The government needs to protect us from the damage done by the greed and shortsightedness of the profit motive. So goes the common wisdom.
People are so comfortable turning to government to solve their problems, in part because they don’t fully understand the violence underlying government intervention. If they did, they’d probably think twice before inflicting it on their fellow human beings.
But convincing people to embrace the principles of a free society requires more than uncovering government aggression: it also means explaining feasible alternatives, especially ones available through the market. As they do with government, people often fail to understand the market’s unique role in society: government is seen as guardian and benefactor, while markets are thought to be sources of greed and exploitation.
SEEING MARKETS FOR WHAT THEY ARE
Just as many people would recoil if confronted with the reality of government violence, they’d likely be more open to free markets if they could see them for what they are: instruments of peaceful social cooperation. Individuals form societies for mutual benefit, and the market is simply an extension of the same process. It’s the most powerful means for improving human welfare ever created.
The reason is that — in sharp contrast to government — markets are based on voluntary interaction. Unlike bureaucracies and central planning boards, markets allow and encourage us to improve our lives in the ways we think best. We might say that while government is based on violence or the threat of violence, markets are founded on peaceful exchange or the promise of peaceful exchange.
There’s a common misconception that markets reward greed more than any other motivation. Supporting them therefore means supporting a kind of ruthless zero-sum competition between human beings. Some critics of the market economy even claim that its supporters refuse to allow for any kind of economic interaction besides conventional profit-maximizing business. Nothing could be further from the truth. The freedom of choice underlying market activity inevitably means that motivations in the marketplace are incredibly diverse, as are the ways people interact.
In other words, “the market” represents much more than production by robotic, profit-maximizing entrepreneurs. It’s a general term for all the ways people collaborate to make themselves better off.
This means that when economists recommend the market as a solution to important social problems, we’re not arguing that every sector of society must be governed by conventional for-profit business. Rather, we’re endorsing the freedom to choose which kinds of businesses or organizations we belong to, so that we can each work out for ourselves the best way to live.
In many cases, this will involve participating in the market as we usually think of it: buying and selling based on the profit-and-loss system. After all, the profit motive is an effective tool for bringing divergent interests together.
THE FREE SOCIETY INCLUDES CIVIL SOCIETY

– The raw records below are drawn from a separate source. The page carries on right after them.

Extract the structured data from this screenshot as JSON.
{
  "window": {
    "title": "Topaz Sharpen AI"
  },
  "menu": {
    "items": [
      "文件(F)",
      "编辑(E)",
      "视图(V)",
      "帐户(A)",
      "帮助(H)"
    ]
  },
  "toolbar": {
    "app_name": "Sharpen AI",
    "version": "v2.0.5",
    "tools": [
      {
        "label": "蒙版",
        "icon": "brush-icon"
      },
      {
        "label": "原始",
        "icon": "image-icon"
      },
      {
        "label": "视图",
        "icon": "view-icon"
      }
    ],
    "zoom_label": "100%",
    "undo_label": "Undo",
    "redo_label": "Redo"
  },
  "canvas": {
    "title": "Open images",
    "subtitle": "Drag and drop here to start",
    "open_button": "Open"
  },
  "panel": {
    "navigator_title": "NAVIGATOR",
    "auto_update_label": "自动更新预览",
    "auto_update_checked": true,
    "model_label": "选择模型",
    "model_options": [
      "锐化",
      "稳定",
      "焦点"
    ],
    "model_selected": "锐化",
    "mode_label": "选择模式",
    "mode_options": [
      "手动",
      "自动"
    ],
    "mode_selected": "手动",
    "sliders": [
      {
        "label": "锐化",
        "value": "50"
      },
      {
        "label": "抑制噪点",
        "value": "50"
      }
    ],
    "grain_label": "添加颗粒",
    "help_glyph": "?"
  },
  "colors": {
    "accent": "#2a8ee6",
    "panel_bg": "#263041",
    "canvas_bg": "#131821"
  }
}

Yet there are also areas of our lives where monetary profit does not enter, or where it is tempered by other considerations. Charities, for example, do not run according to the profit-and-loss system, because their reliance on donations and giving precludes the use of economic calculation through the price system. Likewise, many religious organizations eschew “economic” motives on moral grounds. However, these kinds of organizations can still be considered part of the peaceful market economy.
Social enterprises have also become an increasingly important means of doing business. These organizations use conventional business methods to solve the broader social problems usually left to government (which tends to create these problems to begin with). Social enterprises produce goods and services people are willing to buy at market prices, but they use the proceeds to address local community problems like hunger and homelessness rather than keeping them as profits.

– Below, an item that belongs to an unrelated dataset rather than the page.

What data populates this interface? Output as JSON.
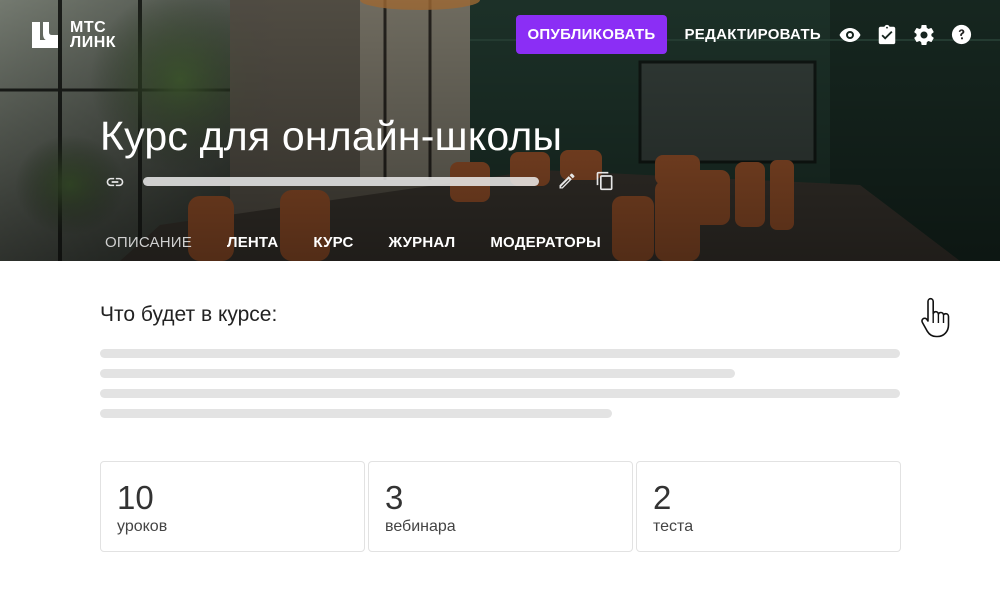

Each of these types of organization is consistent with the notion of the market as a network of voluntary decisions. They embrace a wide range of human motivations, values, and norms. Just because they don’t involve business as usually conceived doesn’t mean they should be dismissed by either critics or supporters of the market economy. In fact, we can’t really grasp the meaning of any real-world market economy without first understanding the many forms it can take.
What kind of behavior does the market allow? To borrow Leonard Read’s phrase, “anything that’s peaceful.”
Matthew McCaffrey is assistant professor of enterprise at the University of Manchester and editor of Libertarian Papers. This was originally posted at fee.org.